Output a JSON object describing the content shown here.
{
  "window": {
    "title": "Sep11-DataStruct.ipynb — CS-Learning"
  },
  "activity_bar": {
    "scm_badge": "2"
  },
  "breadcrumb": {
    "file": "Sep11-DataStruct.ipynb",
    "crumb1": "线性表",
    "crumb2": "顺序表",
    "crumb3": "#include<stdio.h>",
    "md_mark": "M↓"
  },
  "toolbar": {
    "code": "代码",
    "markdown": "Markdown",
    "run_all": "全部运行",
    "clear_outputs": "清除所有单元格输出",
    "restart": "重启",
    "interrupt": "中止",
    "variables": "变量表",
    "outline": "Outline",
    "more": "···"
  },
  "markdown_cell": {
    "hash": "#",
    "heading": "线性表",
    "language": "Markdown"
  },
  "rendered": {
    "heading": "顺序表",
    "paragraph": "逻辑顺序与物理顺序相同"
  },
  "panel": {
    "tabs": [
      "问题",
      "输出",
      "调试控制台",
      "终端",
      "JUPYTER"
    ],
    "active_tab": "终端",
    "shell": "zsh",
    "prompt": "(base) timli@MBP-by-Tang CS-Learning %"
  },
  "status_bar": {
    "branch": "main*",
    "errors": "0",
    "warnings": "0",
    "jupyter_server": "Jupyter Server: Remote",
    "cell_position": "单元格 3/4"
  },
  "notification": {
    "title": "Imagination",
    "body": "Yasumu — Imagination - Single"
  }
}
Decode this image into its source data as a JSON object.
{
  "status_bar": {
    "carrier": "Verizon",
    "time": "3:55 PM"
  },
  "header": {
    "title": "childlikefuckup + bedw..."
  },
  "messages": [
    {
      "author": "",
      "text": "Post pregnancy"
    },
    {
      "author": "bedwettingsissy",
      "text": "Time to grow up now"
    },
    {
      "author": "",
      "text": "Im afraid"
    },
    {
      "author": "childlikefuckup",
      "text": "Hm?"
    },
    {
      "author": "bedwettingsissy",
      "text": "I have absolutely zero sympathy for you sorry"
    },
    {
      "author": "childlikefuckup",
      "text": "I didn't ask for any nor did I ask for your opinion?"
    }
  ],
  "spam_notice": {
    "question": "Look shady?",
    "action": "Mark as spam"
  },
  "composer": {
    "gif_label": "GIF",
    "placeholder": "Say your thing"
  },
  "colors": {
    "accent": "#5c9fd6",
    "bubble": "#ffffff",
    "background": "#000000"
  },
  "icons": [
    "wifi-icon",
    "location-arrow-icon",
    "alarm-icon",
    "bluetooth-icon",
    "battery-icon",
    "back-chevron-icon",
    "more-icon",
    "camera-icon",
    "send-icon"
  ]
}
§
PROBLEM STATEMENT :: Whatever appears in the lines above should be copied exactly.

SOLUTION FOR THIS EXERCISE ::
Output a JSON object describing the content shown here.
{
  "window": {
    "title": "Sep11-DataStruct.ipynb — CS-Learning"
  },
  "activity_bar": {
    "scm_badge": "2"
  },
  "breadcrumb": {
    "file": "Sep11-DataStruct.ipynb",
    "crumb1": "线性表",
    "crumb2": "顺序表",
    "crumb3": "#include<stdio.h>",
    "md_mark": "M↓"
  },
  "toolbar": {
    "code": "代码",
    "markdown": "Markdown",
    "run_all": "全部运行",
    "clear_outputs": "清除所有单元格输出",
    "restart": "重启",
    "interrupt": "中止",
    "variables": "变量表",
    "outline": "Outline",
    "more": "···"
  },
  "markdown_cell": {
    "hash": "#",
    "heading": "线性表",
    "language": "Markdown"
  },
  "rendered": {
    "heading": "顺序表",
    "paragraph": "逻辑顺序与物理顺序相同"
  },
  "panel": {
    "tabs": [
      "问题",
      "输出",
      "调试控制台",
      "终端",
      "JUPYTER"
    ],
    "active_tab": "终端",
    "shell": "zsh",
    "prompt": "(base) timli@MBP-by-Tang CS-Learning %"
  },
  "status_bar": {
    "branch": "main*",
    "errors": "0",
    "warnings": "0",
    "jupyter_server": "Jupyter Server: Remote",
    "cell_position": "单元格 3/4"
  },
  "notification": {
    "title": "Imagination",
    "body": "Yasumu — Imagination - Single"
  }
}
Decode this image into its source data as a JSON object.
{
  "status_bar": {
    "carrier": "Verizon",
    "time": "3:55 PM"
  },
  "header": {
    "title": "childlikefuckup + bedw..."
  },
  "messages": [
    {
      "author": "",
      "text": "Post pregnancy"
    },
    {
      "author": "bedwettingsissy",
      "text": "Time to grow up now"
    },
    {
      "author": "",
      "text": "Im afraid"
    },
    {
      "author": "childlikefuckup",
      "text": "Hm?"
    },
    {
      "author": "bedwettingsissy",
      "text": "I have absolutely zero sympathy for you sorry"
    },
    {
      "author": "childlikefuckup",
      "text": "I didn't ask for any nor did I ask for your opinion?"
    }
  ],
  "spam_notice": {
    "question": "Look shady?",
    "action": "Mark as spam"
  },
  "composer": {
    "gif_label": "GIF",
    "placeholder": "Say your thing"
  },
  "colors": {
    "accent": "#5c9fd6",
    "bubble": "#ffffff",
    "background": "#000000"
  },
  "icons": [
    "wifi-icon",
    "location-arrow-icon",
    "alarm-icon",
    "bluetooth-icon",
    "battery-icon",
    "back-chevron-icon",
    "more-icon",
    "camera-icon",
    "send-icon"
  ]
}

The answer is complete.